## [EXERCISE PROMPT]
List each line of the data in which the string "column" appears.

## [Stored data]
------------------------------------------------------------
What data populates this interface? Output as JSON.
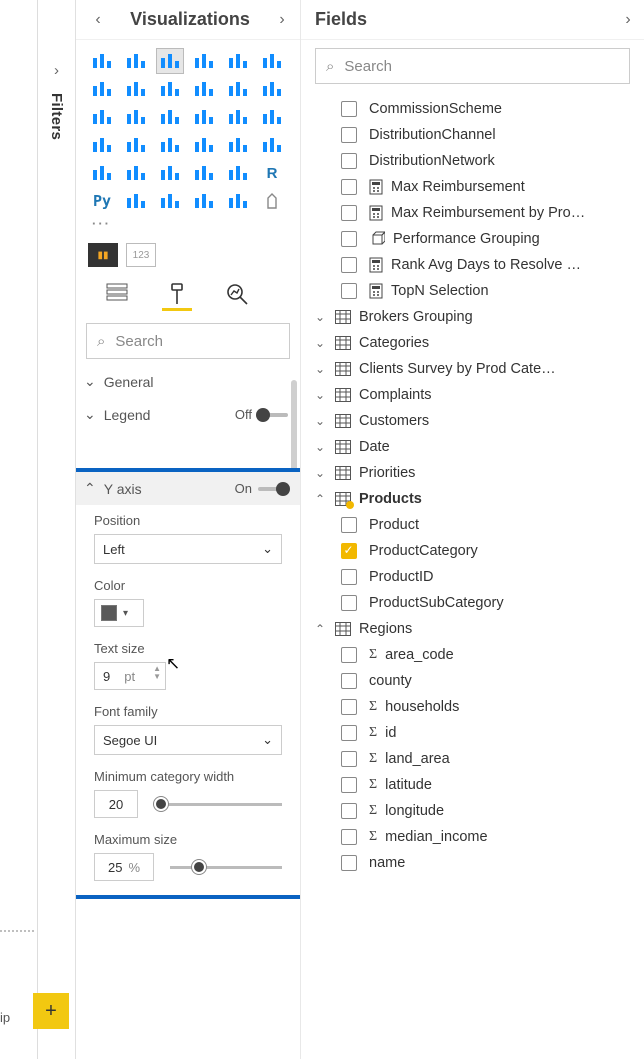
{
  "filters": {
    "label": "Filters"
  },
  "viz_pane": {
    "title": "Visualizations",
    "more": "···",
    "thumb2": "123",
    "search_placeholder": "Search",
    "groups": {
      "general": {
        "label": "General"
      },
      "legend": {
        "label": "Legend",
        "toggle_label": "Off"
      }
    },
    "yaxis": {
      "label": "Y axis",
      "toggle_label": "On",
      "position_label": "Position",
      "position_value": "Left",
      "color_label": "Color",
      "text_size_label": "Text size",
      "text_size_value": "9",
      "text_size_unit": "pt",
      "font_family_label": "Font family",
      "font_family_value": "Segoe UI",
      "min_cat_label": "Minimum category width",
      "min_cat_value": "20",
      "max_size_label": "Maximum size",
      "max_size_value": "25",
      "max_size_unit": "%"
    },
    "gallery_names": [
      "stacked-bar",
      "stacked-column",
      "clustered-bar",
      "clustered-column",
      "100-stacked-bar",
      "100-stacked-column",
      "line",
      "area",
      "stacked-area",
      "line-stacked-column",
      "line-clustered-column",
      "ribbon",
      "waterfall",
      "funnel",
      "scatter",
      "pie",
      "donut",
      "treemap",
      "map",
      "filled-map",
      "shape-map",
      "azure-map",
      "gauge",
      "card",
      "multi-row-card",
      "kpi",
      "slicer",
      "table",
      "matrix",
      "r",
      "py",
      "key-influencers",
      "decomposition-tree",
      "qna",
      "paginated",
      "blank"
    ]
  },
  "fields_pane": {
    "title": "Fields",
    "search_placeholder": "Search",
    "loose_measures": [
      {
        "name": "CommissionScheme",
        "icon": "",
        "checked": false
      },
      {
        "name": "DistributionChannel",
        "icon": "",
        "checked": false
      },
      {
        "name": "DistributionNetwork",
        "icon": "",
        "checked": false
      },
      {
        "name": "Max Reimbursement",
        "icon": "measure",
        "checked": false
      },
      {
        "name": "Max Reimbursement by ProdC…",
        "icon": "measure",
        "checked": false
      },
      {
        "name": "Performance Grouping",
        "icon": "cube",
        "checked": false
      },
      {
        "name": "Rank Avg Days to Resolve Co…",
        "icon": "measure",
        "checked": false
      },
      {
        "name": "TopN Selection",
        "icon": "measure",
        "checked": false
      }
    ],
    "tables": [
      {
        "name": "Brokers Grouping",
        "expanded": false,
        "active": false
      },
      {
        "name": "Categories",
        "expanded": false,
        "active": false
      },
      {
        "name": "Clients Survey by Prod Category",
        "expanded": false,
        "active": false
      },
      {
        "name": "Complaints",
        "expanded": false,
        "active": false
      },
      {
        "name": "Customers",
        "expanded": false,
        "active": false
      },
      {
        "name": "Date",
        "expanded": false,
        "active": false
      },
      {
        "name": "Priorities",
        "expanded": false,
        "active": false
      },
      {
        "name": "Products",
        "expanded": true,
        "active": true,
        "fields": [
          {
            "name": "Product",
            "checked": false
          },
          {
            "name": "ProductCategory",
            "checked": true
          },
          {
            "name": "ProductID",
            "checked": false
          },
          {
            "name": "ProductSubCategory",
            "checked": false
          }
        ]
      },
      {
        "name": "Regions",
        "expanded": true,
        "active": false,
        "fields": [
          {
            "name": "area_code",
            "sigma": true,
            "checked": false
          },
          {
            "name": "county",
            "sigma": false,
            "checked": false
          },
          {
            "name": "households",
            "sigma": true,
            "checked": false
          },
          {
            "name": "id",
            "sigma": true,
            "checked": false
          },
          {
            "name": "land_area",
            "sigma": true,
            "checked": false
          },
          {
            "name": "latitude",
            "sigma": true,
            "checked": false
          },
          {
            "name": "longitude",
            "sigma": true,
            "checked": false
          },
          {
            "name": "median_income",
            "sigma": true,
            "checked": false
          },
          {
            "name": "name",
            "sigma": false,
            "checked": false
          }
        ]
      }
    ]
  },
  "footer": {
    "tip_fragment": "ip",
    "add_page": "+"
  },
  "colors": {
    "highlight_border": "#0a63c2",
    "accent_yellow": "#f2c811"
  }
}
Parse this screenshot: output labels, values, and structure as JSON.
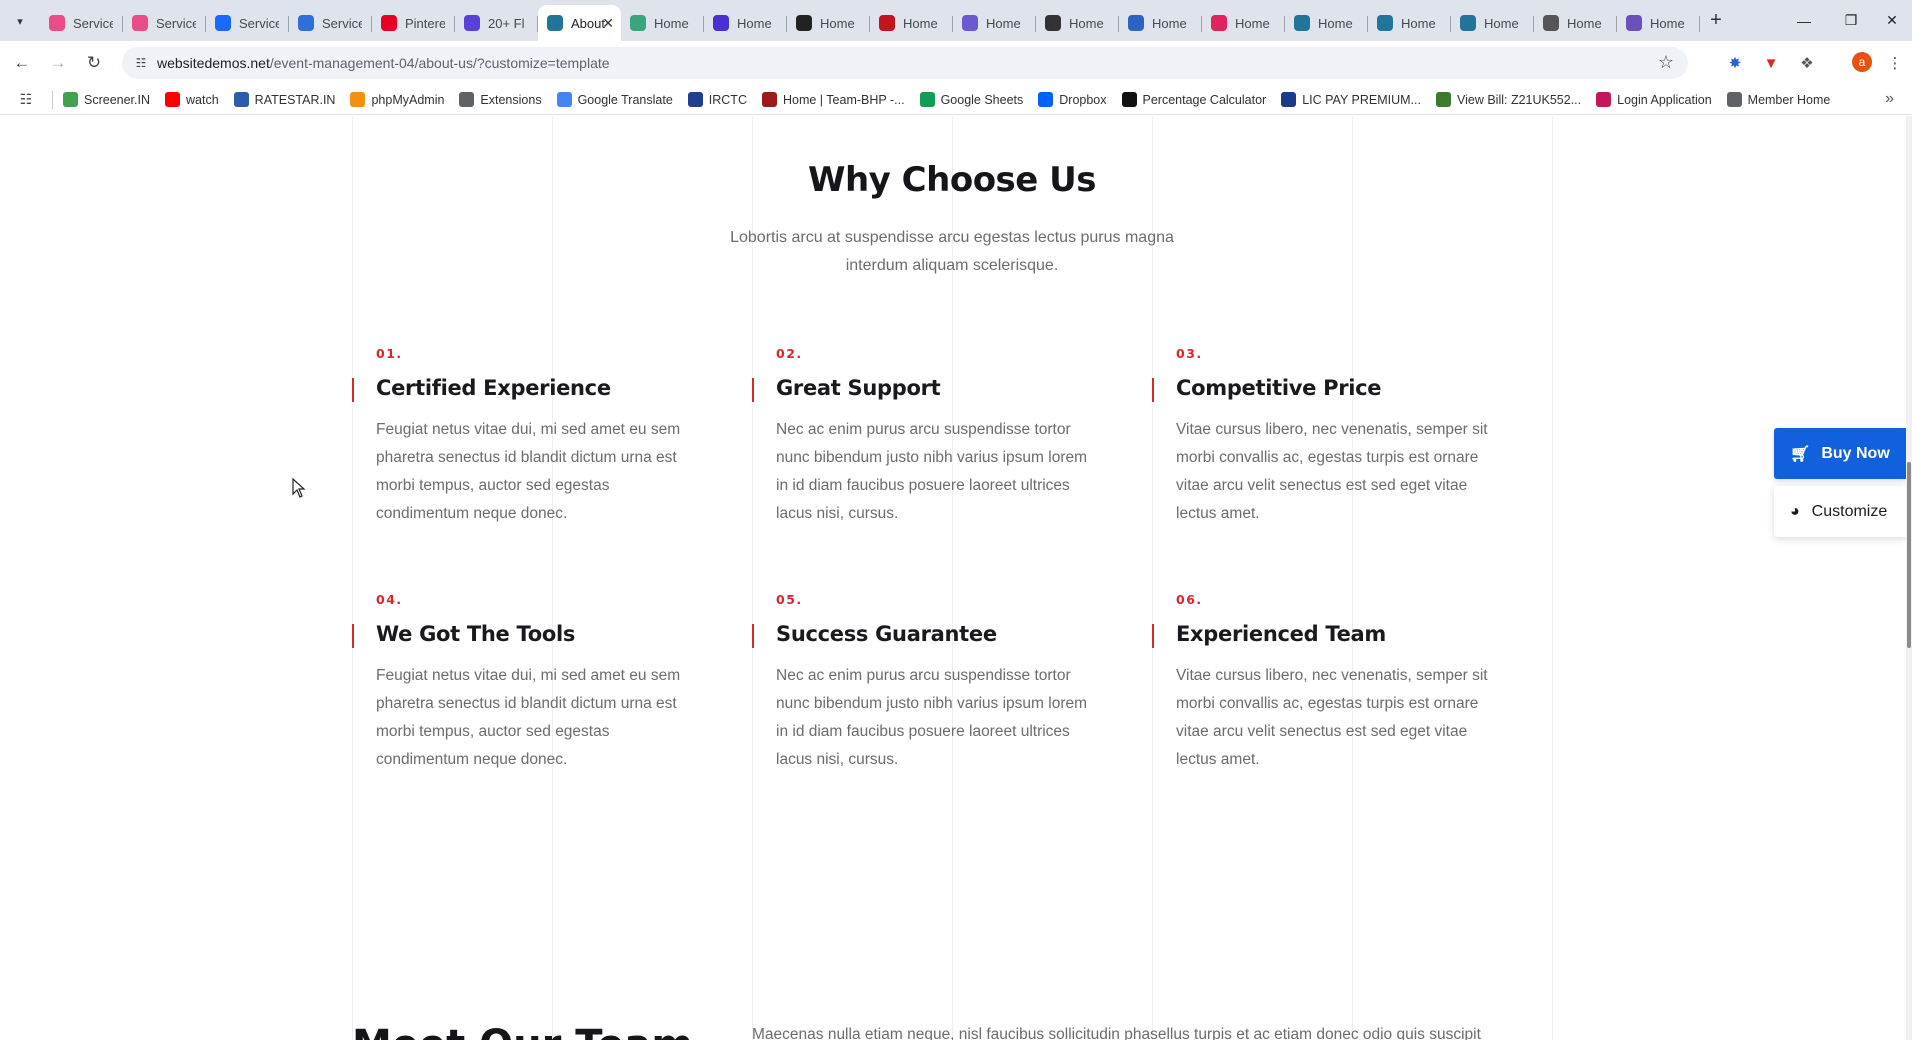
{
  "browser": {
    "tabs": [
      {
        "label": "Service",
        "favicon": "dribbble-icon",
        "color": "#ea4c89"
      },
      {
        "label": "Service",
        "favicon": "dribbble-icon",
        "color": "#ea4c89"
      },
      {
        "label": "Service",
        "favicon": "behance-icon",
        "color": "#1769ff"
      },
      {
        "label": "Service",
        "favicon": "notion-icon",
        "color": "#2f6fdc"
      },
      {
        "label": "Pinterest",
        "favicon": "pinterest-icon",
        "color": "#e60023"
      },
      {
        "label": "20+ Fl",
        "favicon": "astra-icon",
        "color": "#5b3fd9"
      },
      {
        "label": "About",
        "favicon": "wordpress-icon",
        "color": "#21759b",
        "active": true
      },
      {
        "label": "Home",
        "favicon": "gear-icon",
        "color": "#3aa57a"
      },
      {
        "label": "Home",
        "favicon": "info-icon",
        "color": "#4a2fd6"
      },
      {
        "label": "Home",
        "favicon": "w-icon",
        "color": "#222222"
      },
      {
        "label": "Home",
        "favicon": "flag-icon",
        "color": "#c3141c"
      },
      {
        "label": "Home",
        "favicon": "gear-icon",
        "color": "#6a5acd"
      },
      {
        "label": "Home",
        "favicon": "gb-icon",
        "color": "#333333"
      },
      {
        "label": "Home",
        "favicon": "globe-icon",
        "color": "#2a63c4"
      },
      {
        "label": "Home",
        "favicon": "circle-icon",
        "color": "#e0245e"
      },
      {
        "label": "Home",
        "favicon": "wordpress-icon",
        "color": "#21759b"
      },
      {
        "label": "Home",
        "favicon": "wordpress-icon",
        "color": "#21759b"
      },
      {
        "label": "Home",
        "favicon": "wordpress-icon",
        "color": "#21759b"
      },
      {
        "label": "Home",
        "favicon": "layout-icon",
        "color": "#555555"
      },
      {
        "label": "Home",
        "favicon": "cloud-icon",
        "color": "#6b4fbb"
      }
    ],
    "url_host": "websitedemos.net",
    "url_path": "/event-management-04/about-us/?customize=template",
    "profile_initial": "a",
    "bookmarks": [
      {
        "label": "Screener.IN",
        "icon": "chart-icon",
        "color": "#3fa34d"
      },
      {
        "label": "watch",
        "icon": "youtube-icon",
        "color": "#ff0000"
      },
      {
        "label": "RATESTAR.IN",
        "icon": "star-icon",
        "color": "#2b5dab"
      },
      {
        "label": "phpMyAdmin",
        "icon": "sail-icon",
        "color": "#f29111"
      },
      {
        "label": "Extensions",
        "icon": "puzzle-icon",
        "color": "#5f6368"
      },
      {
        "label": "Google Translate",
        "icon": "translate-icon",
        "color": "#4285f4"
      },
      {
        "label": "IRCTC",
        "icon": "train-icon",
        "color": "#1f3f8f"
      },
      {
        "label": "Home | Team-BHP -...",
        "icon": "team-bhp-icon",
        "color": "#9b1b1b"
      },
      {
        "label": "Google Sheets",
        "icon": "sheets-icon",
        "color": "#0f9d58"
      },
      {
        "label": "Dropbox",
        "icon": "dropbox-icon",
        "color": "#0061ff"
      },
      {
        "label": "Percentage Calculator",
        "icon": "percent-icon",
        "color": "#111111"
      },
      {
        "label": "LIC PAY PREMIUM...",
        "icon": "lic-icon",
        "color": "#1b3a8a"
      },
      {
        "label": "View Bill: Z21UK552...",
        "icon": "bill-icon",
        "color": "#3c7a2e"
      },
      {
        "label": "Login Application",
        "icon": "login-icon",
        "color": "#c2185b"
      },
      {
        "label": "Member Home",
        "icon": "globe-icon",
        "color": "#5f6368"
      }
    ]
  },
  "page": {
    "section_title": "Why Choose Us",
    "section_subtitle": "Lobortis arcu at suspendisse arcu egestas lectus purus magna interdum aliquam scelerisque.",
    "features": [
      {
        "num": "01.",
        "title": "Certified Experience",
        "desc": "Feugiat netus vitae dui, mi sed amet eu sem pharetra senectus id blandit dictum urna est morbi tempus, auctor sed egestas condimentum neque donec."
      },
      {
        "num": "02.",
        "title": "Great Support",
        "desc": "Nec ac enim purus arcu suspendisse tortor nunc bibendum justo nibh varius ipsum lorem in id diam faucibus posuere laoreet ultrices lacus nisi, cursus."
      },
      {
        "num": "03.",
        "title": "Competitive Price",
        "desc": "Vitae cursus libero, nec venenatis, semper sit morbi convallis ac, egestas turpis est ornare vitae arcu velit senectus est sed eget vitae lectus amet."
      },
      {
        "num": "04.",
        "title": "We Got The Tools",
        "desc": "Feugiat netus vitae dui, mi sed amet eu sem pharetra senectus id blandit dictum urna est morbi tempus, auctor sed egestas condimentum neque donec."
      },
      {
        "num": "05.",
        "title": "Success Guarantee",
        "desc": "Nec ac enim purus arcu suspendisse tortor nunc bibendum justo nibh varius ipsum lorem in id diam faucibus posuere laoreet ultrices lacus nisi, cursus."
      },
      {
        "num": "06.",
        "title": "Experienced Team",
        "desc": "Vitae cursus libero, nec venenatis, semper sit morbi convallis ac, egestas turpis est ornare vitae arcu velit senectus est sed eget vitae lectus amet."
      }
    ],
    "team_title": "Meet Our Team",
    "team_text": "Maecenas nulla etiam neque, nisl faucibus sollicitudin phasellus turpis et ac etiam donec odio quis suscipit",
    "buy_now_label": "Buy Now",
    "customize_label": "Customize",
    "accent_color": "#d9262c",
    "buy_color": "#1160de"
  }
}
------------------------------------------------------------
## [EXERCISE ANSWER]
      "stacked-column",
      "clustered-column",
      "100-stacked-column",
      "line-stacked-column",
      "line-clustered-column",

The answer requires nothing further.